The stakes are high enough here that the front office shouldn’t hesitate in admitting that they totally botched the release of the team’s new logo earlier this month. That’s a bitter pill to swallow for executives, but the organization that crafted the iconic purple dinosaur jerseys can do better than the “claw marks on a basketball” logo that they fumbled out to a skeptical reaction. Many fans seemed wounded that the new mark was so close to the Brooklyn Nets’ logo – a nonsensical vision given GM Masai Ujiri’s careful cultivation of that rivalry during last year’s playoffs – and it’s definitely worth going back to the drawing board for a more original design that better reflects the Raptors’ unique character. New jerseys are reportedly on the way, too, which only ups the urgency factor. It’s better – in both the short and long term – for the decision-makers to get the logo right rather than stubbornly stick to what they’ve put forward.
Washington Wizards: Improve a lagging offense.
These are really good times for basketball in the nation’s capital. The Wizards are near the top of the East’s standings, they boast an elite defense, they are on track to place John Wall in the All-Star Game’s starting lineup, and Bradley Beal is back on the court after missing time earlier this season. The list even goes on from there: the starting pieces fit pretty well together, the bench is fairly deep and productive, experienced veterans dot the roster, and Rasual Butler emerged from absolutely nowhere to become a difference-maker.

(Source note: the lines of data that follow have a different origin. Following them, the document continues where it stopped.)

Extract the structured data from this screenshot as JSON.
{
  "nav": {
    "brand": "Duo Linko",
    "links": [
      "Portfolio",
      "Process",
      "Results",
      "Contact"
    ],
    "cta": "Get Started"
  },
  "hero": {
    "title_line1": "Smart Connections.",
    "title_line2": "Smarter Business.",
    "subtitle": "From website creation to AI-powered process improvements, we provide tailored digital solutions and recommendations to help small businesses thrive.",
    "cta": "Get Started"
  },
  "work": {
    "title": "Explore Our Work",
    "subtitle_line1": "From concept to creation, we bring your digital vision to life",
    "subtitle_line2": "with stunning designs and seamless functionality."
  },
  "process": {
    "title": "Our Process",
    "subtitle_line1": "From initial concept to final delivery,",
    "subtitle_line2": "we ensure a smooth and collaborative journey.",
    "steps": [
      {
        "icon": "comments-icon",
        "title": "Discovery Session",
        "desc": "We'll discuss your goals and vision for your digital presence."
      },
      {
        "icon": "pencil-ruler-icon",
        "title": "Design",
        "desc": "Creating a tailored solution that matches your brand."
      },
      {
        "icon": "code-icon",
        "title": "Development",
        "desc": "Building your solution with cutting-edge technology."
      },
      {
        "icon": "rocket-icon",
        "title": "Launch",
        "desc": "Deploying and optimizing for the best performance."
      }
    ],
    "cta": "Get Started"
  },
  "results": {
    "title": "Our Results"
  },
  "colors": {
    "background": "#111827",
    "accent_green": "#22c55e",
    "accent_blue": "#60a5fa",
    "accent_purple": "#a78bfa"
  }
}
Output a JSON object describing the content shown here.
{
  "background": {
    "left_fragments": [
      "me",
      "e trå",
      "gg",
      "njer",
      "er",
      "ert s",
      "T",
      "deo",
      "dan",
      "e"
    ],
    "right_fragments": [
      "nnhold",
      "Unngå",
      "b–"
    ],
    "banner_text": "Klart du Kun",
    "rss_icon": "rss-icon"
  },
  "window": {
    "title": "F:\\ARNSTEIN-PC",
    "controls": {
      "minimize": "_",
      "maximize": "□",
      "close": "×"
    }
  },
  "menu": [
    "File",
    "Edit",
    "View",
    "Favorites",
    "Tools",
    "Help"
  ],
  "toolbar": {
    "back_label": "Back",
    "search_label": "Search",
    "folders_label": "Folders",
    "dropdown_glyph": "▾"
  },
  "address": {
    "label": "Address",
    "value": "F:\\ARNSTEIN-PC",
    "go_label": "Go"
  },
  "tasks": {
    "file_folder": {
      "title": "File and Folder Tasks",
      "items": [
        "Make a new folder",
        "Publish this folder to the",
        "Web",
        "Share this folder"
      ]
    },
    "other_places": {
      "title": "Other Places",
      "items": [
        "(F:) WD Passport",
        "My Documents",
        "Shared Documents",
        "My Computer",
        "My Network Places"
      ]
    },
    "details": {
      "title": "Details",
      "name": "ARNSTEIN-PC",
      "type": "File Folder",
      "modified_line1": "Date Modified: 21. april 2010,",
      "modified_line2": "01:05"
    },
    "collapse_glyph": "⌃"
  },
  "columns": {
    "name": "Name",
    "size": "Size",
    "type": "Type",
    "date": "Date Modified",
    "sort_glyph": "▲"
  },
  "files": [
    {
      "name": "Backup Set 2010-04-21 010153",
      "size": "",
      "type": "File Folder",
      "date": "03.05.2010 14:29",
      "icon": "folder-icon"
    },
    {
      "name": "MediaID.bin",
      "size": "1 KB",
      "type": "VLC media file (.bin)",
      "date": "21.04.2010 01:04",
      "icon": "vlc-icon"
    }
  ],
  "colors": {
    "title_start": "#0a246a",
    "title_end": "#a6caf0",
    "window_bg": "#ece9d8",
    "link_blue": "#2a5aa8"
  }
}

Pumping up the overall offensive efficiency – No. 15 in the league so far this season after ranking No. 18 last season -- is what will take the Wizards from being a tough out to a top conference favorite. The obvious bugaboo remains Washington’s insatiable love for the mid-range shot. So far this season, the Wizards have launched 944 mid-range shots (third-most in the league) and hit just 39.4 percent of them. Simultaneously, the Wizards are below-average in corner three attempts (even though Wall is a drive-and-kick master) and second-to-last in above-the-break three attempts. Washington’s jump shot distribution numbers are similar to New York’s, Minnesota’s and Charlotte’s – and that’s anemic company that you just don’t want to be in. Wall is a major part of the problem, as 35.1 percent of his attempts come on long twos even though he’s connecting on only 35.9 percent of those shots. Like last year, Beal could trim some fat here too. Washington has crafted a winning formula around Wall; the formula doesn’t need to be scrapped, it just needs some systematic tightening if a deep postseason run is to be achieved.